## About this exercise
As you look over the data below, please find each line where the word "check" appears, then copy it.

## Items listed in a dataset
•••••
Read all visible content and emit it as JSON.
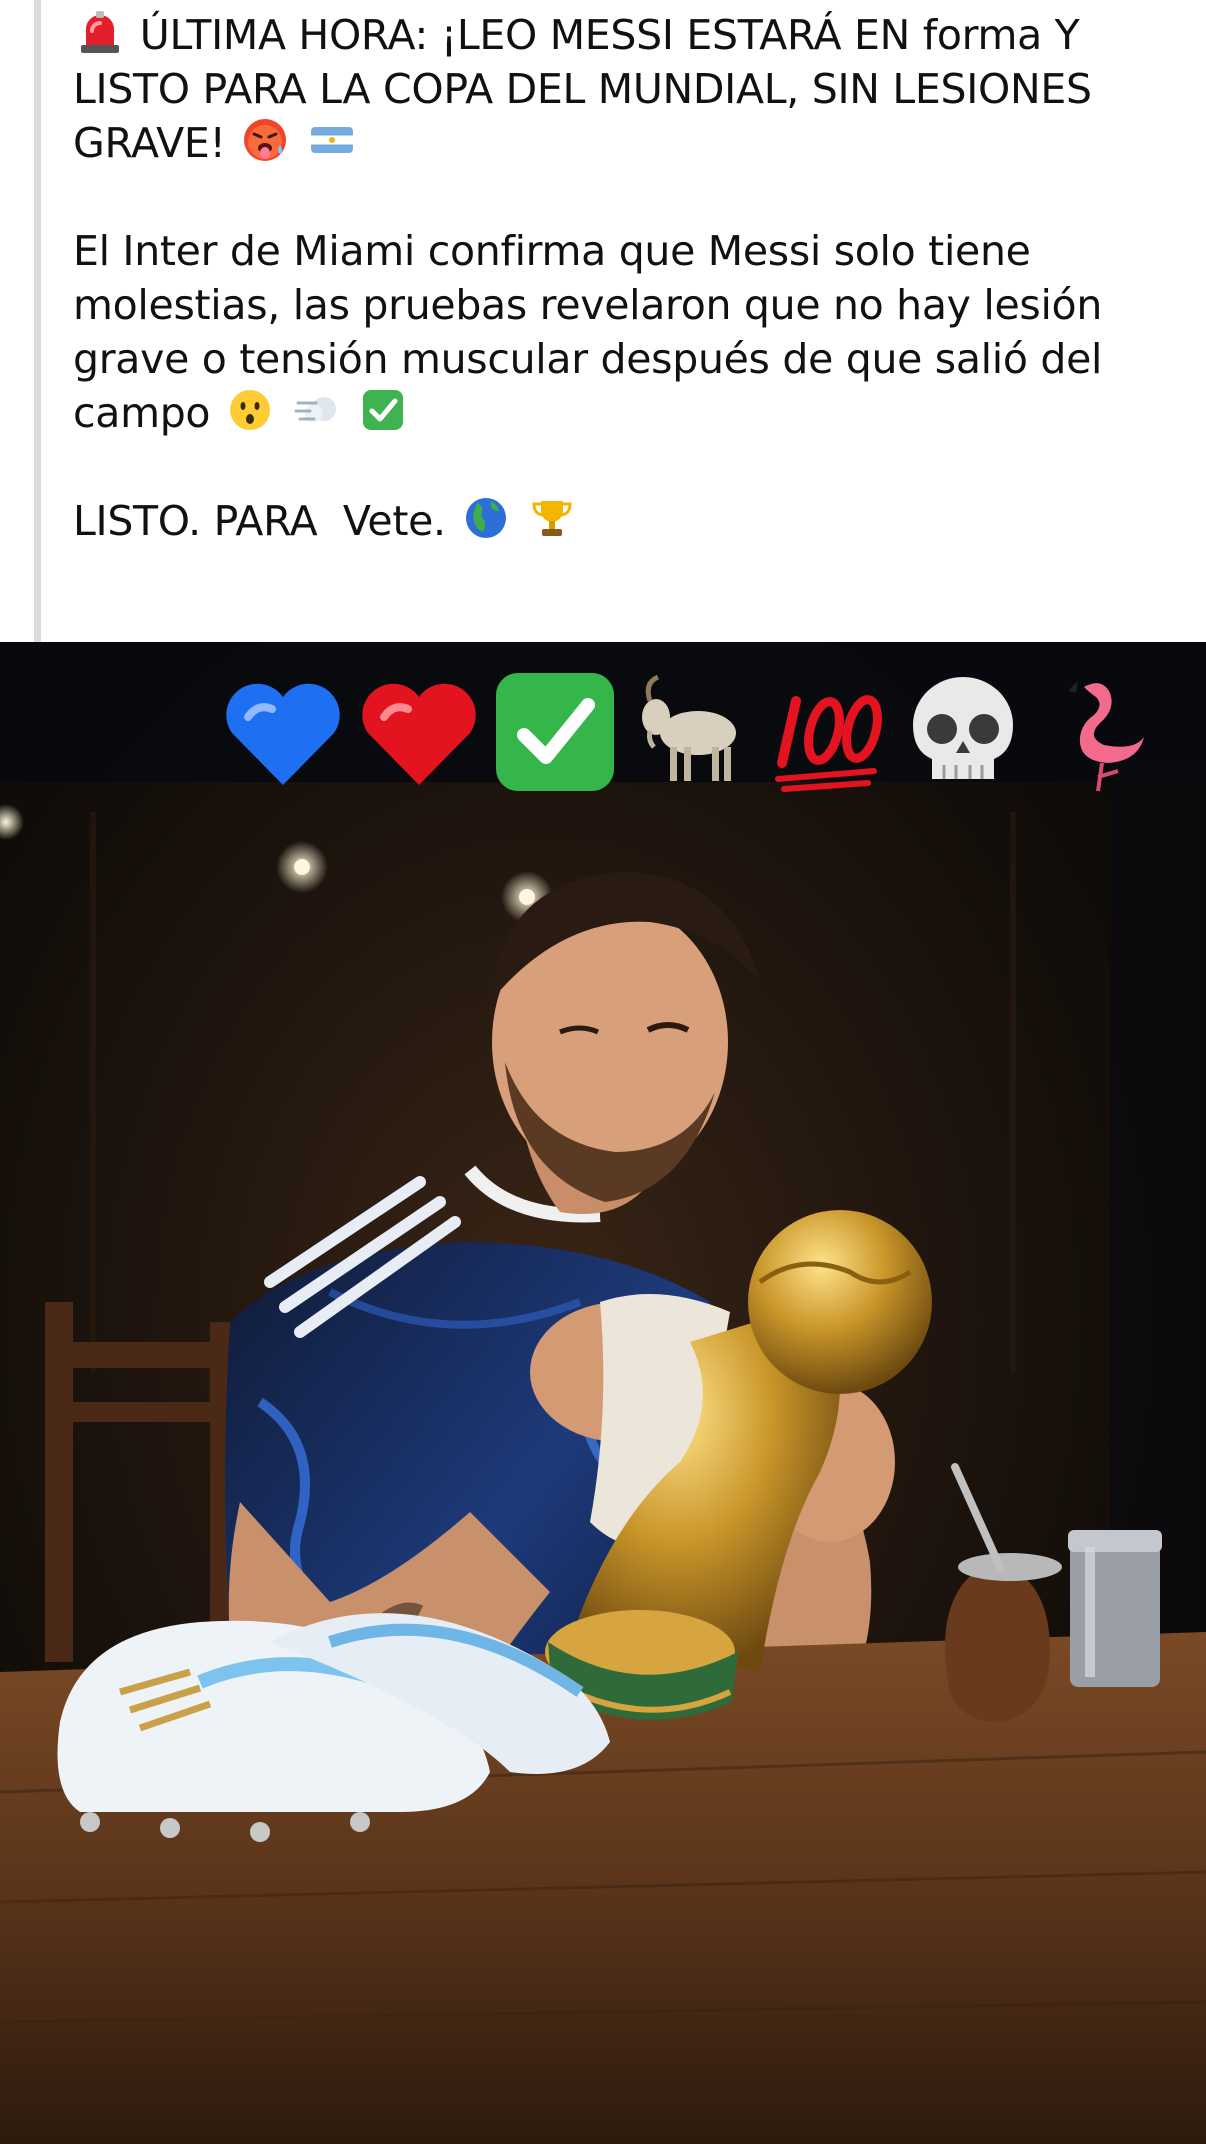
{
  "post": {
    "headline_line1": "ÚLTIMA HORA: ¡LEO MESSI ESTARÁ EN forma Y",
    "headline_line2": "LISTO PARA LA COPA DEL MUNDIAL, SIN LESIONES",
    "headline_line3": "GRAVE!",
    "body_line1": "El Inter de Miami confirma que Messi solo tiene",
    "body_line2": "molestias, las pruebas revelaron que no hay lesión",
    "body_line3": "grave o tensión muscular después de que salió del",
    "body_line4": "campo",
    "closing": "LISTO. PARA  Vete.",
    "icons": {
      "headline_prefix": "siren-icon",
      "headline_suffix": [
        "hot-face-icon",
        "argentina-flag-icon"
      ],
      "body_suffix": [
        "surprised-face-icon",
        "dash-icon",
        "check-mark-icon"
      ],
      "closing_suffix": [
        "globe-americas-icon",
        "trophy-icon"
      ]
    }
  },
  "photo": {
    "emoji_row": [
      "blue-heart-icon",
      "red-heart-icon",
      "check-mark-button-icon",
      "goat-icon",
      "hundred-points-icon",
      "skull-icon",
      "flamingo-icon"
    ],
    "colors": {
      "background": "#0b0a09",
      "table": "#6b3f1f",
      "jersey": "#1a2a55",
      "trophy": "#c9962a"
    }
  }
}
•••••
## Written answer
        "check-mark-icon"
      "check-mark-button-icon",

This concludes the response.